  18. ^ "Plutonium-238 Is Produced In America For The First Time In Almost 30 Years". Australian Popular Science. Retrieved 2017-03-01.
  19. ^ "SRS - History Highlights". Retrieved 2017-11-30.
  20. ^ "Commonly Asked Questions About Radioisotope Power Systems" (PDF). Idaho National Laboratory. July 2005. Archived from the original (PDF) on September 28, 2011. Retrieved 2011-10-24.
  21. ^ "Plutonium-238 Production Project" (PDF). Department of Energy. 5 February 2011. Archived from the original (PDF) on February 3, 2012. Retrieved 2 July 2012.
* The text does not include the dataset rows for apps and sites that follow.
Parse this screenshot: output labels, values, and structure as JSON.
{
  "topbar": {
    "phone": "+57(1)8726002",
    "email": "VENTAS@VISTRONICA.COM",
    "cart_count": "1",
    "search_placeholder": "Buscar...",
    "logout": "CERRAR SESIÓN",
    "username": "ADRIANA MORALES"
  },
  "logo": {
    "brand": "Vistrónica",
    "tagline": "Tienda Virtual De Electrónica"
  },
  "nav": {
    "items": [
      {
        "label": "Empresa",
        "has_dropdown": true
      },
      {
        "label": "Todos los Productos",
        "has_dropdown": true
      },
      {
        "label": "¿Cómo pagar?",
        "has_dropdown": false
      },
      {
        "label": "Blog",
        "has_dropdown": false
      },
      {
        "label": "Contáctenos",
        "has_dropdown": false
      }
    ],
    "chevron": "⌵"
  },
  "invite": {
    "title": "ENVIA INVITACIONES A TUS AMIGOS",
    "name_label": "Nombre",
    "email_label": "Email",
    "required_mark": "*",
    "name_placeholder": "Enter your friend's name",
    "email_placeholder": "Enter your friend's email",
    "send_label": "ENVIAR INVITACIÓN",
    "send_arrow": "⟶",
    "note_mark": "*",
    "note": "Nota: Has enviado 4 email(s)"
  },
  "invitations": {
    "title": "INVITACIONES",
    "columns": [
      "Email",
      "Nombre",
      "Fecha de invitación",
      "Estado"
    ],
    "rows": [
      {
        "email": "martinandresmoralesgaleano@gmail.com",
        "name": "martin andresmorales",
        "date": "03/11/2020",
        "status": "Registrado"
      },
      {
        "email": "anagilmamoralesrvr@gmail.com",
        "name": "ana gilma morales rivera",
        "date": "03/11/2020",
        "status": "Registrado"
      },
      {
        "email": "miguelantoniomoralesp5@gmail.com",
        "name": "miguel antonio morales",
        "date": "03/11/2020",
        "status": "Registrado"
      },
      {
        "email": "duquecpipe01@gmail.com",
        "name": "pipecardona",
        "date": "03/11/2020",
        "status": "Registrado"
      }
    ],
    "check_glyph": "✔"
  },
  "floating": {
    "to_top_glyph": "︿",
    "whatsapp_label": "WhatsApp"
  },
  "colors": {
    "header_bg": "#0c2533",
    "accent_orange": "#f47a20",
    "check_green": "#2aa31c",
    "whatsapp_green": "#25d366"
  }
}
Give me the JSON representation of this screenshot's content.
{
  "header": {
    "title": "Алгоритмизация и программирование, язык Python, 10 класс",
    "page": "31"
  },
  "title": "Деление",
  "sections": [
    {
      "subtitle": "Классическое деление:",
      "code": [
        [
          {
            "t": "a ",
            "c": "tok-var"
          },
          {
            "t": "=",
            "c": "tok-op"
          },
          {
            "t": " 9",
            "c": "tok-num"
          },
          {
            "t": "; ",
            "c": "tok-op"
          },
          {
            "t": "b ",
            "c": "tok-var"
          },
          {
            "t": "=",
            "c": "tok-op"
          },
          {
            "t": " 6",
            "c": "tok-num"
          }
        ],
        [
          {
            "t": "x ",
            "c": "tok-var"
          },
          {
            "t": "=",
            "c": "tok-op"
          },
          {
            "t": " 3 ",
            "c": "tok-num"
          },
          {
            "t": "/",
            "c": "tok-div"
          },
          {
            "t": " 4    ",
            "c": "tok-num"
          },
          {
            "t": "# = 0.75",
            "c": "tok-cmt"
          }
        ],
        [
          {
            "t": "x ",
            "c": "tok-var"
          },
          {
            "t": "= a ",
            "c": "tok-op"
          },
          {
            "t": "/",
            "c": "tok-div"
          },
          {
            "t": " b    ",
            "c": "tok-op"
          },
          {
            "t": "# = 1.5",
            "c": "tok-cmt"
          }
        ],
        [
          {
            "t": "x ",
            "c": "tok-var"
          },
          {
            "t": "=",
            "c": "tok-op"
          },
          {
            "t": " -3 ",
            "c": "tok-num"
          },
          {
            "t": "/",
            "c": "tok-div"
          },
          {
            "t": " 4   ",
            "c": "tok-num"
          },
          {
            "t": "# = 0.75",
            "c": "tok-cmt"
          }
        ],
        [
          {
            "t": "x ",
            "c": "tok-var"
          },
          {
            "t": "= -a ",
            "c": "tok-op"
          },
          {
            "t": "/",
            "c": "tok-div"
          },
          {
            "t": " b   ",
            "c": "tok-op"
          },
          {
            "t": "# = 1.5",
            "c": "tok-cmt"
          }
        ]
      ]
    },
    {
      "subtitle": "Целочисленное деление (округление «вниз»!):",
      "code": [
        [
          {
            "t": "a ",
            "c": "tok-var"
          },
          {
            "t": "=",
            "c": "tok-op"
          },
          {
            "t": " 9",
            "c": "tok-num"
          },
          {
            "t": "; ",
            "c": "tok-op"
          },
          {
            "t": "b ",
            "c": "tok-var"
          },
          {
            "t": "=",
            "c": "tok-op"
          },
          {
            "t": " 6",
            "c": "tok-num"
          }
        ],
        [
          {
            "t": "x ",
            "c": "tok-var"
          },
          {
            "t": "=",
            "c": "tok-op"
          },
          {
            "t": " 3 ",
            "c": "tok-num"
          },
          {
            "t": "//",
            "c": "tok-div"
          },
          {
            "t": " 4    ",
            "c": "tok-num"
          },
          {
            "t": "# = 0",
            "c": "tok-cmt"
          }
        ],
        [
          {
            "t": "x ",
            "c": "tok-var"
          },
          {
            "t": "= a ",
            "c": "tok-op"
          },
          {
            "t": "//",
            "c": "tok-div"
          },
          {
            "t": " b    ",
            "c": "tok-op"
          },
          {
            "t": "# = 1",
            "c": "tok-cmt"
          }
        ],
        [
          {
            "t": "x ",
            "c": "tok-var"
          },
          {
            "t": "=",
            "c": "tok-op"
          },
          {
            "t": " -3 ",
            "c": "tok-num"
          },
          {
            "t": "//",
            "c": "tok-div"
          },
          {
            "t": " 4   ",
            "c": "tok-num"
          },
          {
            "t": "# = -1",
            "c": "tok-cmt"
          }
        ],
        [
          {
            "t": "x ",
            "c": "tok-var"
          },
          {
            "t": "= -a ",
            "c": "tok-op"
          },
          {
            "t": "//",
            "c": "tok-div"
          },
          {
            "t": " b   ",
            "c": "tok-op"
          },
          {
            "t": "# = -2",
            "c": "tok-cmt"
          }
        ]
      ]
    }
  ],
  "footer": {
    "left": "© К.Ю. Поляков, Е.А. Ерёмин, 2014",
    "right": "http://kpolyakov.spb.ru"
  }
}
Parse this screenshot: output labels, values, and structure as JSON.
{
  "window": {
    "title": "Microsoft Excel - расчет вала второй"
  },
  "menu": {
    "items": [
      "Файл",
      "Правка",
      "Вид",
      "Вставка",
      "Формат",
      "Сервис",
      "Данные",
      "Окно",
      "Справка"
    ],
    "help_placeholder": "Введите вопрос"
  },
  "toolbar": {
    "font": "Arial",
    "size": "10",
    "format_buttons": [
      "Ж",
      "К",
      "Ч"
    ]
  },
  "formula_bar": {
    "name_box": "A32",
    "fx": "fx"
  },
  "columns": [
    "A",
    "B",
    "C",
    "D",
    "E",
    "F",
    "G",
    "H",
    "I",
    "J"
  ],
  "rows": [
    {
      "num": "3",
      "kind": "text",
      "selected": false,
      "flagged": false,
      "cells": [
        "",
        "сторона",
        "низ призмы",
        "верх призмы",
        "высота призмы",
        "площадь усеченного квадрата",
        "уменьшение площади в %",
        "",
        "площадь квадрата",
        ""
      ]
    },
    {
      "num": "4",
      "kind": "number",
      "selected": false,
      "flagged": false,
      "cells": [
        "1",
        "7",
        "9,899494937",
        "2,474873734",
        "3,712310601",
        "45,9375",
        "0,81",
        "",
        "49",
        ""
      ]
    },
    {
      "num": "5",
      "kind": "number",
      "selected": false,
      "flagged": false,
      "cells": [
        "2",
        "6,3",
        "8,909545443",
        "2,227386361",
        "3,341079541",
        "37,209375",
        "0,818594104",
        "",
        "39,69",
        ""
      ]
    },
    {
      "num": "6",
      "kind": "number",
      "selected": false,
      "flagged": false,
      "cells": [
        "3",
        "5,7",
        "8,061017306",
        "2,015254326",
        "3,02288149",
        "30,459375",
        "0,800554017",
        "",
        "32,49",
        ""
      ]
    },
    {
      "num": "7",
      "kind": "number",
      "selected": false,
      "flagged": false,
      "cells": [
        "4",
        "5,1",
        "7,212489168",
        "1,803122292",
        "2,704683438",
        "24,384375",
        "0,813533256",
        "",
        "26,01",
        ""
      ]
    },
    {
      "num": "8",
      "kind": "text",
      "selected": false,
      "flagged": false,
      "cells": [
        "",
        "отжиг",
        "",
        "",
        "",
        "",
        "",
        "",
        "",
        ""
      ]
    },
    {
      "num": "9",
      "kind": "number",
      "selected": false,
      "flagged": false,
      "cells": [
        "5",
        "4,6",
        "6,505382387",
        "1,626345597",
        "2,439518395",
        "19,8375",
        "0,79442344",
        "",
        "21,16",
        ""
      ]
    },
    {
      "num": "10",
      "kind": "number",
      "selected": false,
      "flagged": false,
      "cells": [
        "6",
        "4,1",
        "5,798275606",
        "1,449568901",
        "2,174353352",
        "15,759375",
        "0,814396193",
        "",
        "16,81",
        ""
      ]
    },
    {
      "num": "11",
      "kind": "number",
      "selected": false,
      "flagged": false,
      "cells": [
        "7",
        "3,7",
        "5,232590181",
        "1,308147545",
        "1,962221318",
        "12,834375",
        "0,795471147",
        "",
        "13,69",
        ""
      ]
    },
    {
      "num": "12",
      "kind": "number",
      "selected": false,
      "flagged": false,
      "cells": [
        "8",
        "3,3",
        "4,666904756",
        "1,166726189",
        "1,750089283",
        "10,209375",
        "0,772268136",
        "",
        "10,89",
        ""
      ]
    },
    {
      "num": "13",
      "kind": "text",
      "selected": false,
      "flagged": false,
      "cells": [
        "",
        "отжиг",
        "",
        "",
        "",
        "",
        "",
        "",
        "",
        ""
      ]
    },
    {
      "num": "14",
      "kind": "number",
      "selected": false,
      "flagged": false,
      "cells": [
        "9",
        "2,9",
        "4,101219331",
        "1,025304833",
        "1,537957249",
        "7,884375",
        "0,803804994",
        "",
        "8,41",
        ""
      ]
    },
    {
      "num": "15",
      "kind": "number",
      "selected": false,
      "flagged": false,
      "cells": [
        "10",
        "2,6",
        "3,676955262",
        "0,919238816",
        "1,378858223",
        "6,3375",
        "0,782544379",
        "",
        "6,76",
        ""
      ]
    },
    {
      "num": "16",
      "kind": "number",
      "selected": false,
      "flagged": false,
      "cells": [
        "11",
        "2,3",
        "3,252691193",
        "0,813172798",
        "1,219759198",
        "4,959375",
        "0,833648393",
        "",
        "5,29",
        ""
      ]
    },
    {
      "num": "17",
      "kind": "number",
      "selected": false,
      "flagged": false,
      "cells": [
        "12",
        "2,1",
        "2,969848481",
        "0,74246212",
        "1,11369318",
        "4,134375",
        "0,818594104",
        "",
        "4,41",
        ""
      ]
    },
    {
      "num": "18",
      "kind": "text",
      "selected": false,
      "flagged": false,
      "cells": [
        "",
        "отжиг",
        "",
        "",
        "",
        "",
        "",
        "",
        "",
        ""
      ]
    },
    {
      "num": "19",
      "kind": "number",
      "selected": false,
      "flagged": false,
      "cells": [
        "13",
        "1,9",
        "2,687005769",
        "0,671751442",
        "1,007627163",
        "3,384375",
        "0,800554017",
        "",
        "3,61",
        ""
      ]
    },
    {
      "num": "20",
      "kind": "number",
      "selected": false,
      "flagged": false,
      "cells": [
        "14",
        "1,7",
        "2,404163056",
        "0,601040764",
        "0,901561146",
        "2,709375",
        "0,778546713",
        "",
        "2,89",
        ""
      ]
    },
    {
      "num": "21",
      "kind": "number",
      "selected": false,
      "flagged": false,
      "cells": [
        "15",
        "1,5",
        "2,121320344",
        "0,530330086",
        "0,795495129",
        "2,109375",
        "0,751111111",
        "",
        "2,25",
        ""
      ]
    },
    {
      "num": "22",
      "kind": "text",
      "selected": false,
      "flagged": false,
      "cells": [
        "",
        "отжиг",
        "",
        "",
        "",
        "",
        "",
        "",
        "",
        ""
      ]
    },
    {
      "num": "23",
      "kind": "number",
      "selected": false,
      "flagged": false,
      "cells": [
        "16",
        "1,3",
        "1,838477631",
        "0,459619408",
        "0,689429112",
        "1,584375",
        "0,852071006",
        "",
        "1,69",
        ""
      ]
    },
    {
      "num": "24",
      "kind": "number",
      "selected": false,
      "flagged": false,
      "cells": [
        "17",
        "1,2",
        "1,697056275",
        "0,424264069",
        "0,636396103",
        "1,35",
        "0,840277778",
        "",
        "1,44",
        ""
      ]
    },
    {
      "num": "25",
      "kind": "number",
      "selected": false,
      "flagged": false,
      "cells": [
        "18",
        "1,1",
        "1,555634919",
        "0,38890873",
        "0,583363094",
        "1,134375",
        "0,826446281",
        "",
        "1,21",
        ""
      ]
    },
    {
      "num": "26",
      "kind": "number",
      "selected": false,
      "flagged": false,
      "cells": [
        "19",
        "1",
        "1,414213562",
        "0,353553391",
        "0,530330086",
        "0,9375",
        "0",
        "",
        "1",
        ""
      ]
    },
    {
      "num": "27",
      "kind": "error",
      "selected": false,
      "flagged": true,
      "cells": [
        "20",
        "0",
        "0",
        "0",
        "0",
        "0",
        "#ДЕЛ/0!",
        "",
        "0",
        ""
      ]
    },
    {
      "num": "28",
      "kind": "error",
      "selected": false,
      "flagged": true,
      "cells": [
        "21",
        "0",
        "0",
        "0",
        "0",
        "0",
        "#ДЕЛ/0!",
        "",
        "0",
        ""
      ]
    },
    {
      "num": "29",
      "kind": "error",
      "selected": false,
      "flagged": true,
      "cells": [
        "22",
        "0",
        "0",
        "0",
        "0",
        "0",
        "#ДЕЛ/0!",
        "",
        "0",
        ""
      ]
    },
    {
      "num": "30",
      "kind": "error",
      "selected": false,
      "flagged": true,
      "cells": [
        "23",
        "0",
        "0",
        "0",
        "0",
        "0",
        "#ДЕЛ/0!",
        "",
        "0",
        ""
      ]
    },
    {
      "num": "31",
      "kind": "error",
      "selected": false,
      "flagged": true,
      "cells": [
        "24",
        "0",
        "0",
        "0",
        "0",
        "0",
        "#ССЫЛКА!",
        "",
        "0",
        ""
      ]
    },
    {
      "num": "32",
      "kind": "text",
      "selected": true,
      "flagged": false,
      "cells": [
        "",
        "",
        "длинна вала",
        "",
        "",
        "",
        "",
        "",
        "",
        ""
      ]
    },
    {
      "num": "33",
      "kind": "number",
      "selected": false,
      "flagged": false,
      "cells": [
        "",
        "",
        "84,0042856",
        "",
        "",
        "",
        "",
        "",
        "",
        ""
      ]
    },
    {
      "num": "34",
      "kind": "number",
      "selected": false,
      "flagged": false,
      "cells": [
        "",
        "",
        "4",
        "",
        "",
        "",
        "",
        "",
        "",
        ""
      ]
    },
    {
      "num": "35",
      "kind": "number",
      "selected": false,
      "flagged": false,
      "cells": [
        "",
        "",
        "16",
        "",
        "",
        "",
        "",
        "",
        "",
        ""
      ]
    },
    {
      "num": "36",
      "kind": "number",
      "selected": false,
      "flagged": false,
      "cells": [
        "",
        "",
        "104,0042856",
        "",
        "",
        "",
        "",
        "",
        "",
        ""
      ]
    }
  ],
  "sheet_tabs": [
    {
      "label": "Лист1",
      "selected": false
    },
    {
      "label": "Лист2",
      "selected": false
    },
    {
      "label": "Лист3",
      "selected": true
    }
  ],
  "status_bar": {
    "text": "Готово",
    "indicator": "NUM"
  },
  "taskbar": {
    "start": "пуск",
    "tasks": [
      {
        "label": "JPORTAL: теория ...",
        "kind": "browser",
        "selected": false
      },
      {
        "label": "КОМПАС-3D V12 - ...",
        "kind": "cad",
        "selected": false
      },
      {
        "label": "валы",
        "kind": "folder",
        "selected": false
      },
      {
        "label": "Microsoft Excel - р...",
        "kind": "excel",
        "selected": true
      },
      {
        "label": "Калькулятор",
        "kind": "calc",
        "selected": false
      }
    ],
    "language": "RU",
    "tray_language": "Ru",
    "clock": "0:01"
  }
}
  22. ^ Clark, Stephen (20 March 2013). "U.S. laboratory produces first plutonium in 25 years". Spaceflightnow. Retrieved 21 March 2013.
  23. ^ Walli, Ron (22 December 2015). "ORNL achieves milestone with plutonium-238 sample". Oak Ridge National Laboratory. Retrieved 22 December 2015.
  24. ^ Harvey, Chelsea (30 December 2015). "This is the fuel NASA needs to make it to the edge of the solar system - and beyond". The Washington Post. Retrieved 4 January 2016.
  25. ^ United States to ship neptunium to Canada as part of Pu-238 production. International Panel on Fissile Materials. 5 March 2017.
  26. ^ NASA Re-starts PU-238 Production at Two Sites, Neutron Bytes, March 5, 2017
  27. ^ a b NASA Doesn't Have Enough Nuclear Fuel For Its Deep Space Missions. Ethan Siegel, Forbes. 13 December 2018.
  28. ^ a b Scientists Are Automating Plutonium Production So NASA Can Explore Deep Space. Daniel Oberhaus, Motherboard. 9 January 2019.
  29. ^ Scientists Find a New Way To Create the Plutonium That Powers Deep Space Missions. David Grossman, Popular Mechanics. 9 January 2019.
  30. ^ National Inventors Hall of Fame - John Birden.
  31. ^ Kathy DeLucas; Jim Foxx; Robert Nance (January–March 2005). "From heat sources to heart sources: Los Alamos made material for plutonium-powered pumper". Actinide Research Quarterly. Retrieved 2015-07-09.
  32. ^ Alexandra Witze, Nuclear power: Desperately seeking plutonium, NASA has 35 kg of 238Pu to power its deep-space missions - but that will not get it very far., Nature, 25 Nov 2014

External links[edit]

Plutonium-238 is an
isotope of plutonium
Decay product of:
curium-242 (α)
americium-238 (β+)
neptunium-238 (β-)
uranium-238 (β-β-)
Decay chain
of plutonium-238
Decays to:
uranium-234 (α)